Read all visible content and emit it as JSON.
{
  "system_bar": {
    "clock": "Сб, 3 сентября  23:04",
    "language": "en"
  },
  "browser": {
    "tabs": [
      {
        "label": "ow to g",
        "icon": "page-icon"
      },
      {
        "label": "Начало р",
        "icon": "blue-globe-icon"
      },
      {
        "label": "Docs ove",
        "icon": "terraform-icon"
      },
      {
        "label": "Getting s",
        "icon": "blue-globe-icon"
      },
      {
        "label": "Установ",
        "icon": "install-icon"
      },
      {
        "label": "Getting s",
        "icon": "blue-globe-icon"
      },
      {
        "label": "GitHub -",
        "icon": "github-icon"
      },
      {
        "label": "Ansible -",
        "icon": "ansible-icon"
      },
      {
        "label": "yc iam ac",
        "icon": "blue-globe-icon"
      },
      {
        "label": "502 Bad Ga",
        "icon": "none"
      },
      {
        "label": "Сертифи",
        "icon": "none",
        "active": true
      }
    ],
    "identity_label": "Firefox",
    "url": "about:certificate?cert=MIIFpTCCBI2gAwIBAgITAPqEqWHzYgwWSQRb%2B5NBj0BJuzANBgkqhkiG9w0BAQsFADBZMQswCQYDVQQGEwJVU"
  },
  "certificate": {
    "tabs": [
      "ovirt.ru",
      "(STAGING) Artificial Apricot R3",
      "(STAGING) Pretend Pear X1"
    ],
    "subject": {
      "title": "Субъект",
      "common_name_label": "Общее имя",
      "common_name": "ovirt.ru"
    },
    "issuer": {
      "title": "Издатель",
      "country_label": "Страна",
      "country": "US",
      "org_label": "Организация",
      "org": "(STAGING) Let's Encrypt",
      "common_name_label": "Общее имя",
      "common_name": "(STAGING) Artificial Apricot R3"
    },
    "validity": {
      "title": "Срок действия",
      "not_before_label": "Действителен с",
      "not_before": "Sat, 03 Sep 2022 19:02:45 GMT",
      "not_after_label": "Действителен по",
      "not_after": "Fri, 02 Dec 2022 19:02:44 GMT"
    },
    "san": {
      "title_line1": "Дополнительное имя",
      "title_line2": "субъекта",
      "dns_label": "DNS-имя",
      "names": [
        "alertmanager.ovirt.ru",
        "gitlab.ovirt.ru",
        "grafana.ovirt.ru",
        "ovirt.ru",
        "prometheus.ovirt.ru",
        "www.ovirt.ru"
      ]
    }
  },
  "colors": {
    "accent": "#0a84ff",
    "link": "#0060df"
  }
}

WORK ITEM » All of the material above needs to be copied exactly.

ANSWER SPACE »
Read all visible content and emit it as JSON.
{
  "system_bar": {
    "clock": "Сб, 3 сентября  23:04",
    "language": "en"
  },
  "browser": {
    "tabs": [
      {
        "label": "ow to g",
        "icon": "page-icon"
      },
      {
        "label": "Начало р",
        "icon": "blue-globe-icon"
      },
      {
        "label": "Docs ove",
        "icon": "terraform-icon"
      },
      {
        "label": "Getting s",
        "icon": "blue-globe-icon"
      },
      {
        "label": "Установ",
        "icon": "install-icon"
      },
      {
        "label": "Getting s",
        "icon": "blue-globe-icon"
      },
      {
        "label": "GitHub -",
        "icon": "github-icon"
      },
      {
        "label": "Ansible -",
        "icon": "ansible-icon"
      },
      {
        "label": "yc iam ac",
        "icon": "blue-globe-icon"
      },
      {
        "label": "502 Bad Ga",
        "icon": "none"
      },
      {
        "label": "Сертифи",
        "icon": "none",
        "active": true
      }
    ],
    "identity_label": "Firefox",
    "url": "about:certificate?cert=MIIFpTCCBI2gAwIBAgITAPqEqWHzYgwWSQRb%2B5NBj0BJuzANBgkqhkiG9w0BAQsFADBZMQswCQYDVQQGEwJVU"
  },
  "certificate": {
    "tabs": [
      "ovirt.ru",
      "(STAGING) Artificial Apricot R3",
      "(STAGING) Pretend Pear X1"
    ],
    "subject": {
      "title": "Субъект",
      "common_name_label": "Общее имя",
      "common_name": "ovirt.ru"
    },
    "issuer": {
      "title": "Издатель",
      "country_label": "Страна",
      "country": "US",
      "org_label": "Организация",
      "org": "(STAGING) Let's Encrypt",
      "common_name_label": "Общее имя",
      "common_name": "(STAGING) Artificial Apricot R3"
    },
    "validity": {
      "title": "Срок действия",
      "not_before_label": "Действителен с",
      "not_before": "Sat, 03 Sep 2022 19:02:45 GMT",
      "not_after_label": "Действителен по",
      "not_after": "Fri, 02 Dec 2022 19:02:44 GMT"
    },
    "san": {
      "title_line1": "Дополнительное имя",
      "title_line2": "субъекта",
      "dns_label": "DNS-имя",
      "names": [
        "alertmanager.ovirt.ru",
        "gitlab.ovirt.ru",
        "grafana.ovirt.ru",
        "ovirt.ru",
        "prometheus.ovirt.ru",
        "www.ovirt.ru"
      ]
    }
  },
  "colors": {
    "accent": "#0a84ff",
    "link": "#0060df"
  }
}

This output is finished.